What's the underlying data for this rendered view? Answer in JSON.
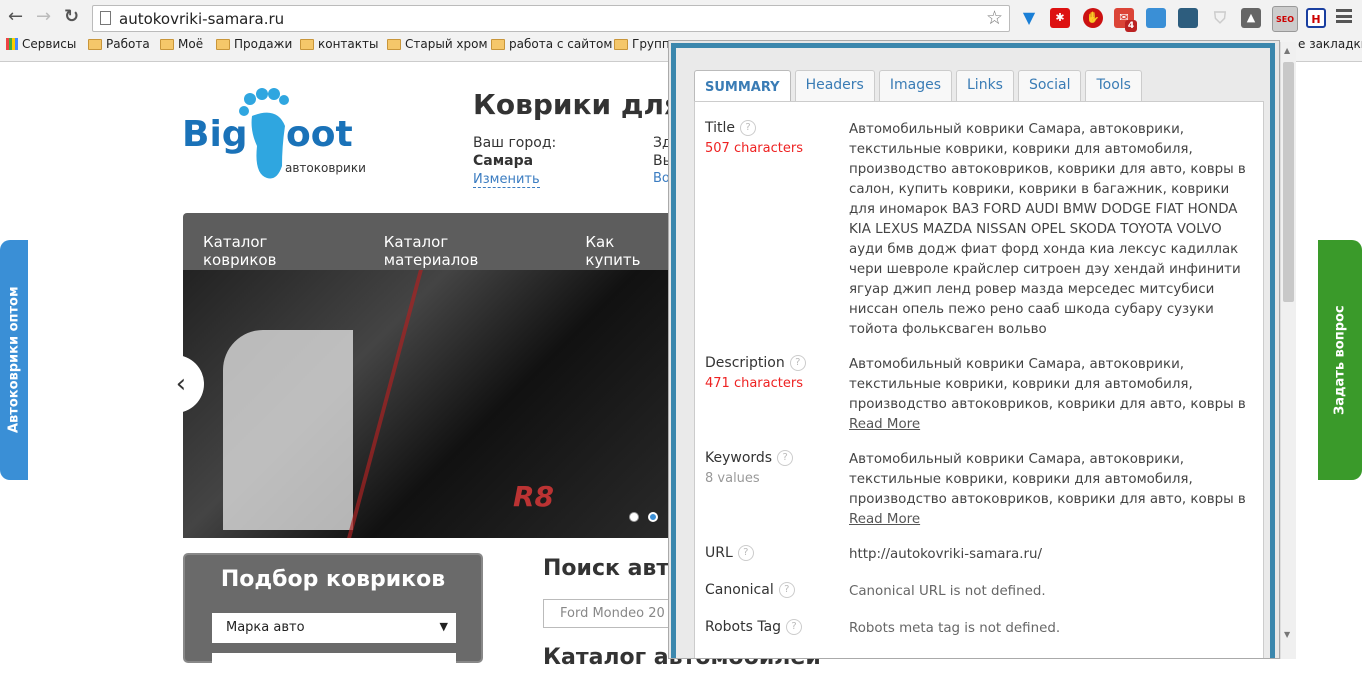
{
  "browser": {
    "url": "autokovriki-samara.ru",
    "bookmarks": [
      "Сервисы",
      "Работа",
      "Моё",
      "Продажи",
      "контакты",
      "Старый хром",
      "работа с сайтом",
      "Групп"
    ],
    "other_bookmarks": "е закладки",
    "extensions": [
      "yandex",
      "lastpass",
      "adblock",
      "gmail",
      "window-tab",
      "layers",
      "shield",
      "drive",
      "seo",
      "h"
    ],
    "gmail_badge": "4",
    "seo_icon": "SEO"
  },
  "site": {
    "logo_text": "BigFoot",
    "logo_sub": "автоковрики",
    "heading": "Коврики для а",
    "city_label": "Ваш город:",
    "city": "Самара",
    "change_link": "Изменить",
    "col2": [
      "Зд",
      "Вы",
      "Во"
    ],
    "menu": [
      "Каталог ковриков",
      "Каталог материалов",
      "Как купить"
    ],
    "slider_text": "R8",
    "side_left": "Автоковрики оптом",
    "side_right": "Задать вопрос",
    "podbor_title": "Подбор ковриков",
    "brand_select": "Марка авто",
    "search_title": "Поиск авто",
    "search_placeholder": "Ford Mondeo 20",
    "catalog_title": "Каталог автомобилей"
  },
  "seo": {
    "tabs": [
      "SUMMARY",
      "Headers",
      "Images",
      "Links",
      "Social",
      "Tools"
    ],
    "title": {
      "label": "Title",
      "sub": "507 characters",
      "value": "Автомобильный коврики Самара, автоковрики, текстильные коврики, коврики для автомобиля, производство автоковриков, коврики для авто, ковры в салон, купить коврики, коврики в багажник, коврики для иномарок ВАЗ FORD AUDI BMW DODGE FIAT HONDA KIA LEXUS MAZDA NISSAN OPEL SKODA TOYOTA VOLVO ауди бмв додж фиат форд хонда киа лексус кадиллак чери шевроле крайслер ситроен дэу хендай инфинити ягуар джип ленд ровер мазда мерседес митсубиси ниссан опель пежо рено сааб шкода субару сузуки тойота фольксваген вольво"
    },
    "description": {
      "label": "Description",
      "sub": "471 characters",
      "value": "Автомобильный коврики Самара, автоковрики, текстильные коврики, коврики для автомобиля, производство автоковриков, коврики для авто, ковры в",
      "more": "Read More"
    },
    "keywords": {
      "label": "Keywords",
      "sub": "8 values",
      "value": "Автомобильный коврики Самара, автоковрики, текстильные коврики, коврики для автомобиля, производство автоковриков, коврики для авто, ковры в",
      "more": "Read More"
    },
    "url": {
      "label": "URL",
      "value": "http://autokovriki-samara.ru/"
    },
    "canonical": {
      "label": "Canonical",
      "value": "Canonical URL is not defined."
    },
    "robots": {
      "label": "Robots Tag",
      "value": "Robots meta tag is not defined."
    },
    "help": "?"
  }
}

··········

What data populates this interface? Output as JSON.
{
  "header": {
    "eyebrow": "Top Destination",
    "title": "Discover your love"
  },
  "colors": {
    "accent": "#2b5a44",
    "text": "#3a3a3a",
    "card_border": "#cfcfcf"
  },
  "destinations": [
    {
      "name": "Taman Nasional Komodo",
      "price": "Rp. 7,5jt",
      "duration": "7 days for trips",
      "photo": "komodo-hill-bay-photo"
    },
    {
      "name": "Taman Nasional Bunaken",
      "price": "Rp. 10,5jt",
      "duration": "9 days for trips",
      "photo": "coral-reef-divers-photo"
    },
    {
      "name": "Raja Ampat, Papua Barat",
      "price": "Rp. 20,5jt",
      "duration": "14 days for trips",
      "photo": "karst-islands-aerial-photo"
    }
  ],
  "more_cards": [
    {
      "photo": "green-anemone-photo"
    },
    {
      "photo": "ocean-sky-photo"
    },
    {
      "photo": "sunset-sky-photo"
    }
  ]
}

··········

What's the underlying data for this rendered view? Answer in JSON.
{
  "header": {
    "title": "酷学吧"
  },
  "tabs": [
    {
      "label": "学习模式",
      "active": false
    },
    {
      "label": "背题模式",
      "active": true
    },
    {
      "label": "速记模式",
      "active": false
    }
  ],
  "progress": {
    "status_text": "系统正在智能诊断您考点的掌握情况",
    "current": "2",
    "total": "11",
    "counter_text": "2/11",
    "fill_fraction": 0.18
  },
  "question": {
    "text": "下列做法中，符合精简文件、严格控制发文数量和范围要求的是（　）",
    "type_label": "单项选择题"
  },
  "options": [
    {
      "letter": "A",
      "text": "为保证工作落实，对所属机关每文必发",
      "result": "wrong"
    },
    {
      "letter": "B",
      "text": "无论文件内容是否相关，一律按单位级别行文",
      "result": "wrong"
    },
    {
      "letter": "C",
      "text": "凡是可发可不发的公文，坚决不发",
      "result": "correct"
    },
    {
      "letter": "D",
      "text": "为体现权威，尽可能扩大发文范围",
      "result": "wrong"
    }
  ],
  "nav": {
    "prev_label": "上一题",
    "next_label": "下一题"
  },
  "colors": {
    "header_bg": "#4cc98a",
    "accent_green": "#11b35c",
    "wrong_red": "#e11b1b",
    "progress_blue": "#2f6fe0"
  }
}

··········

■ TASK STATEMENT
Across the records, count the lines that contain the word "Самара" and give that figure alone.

■ RESPONSE FOR THIS EXERCISE
4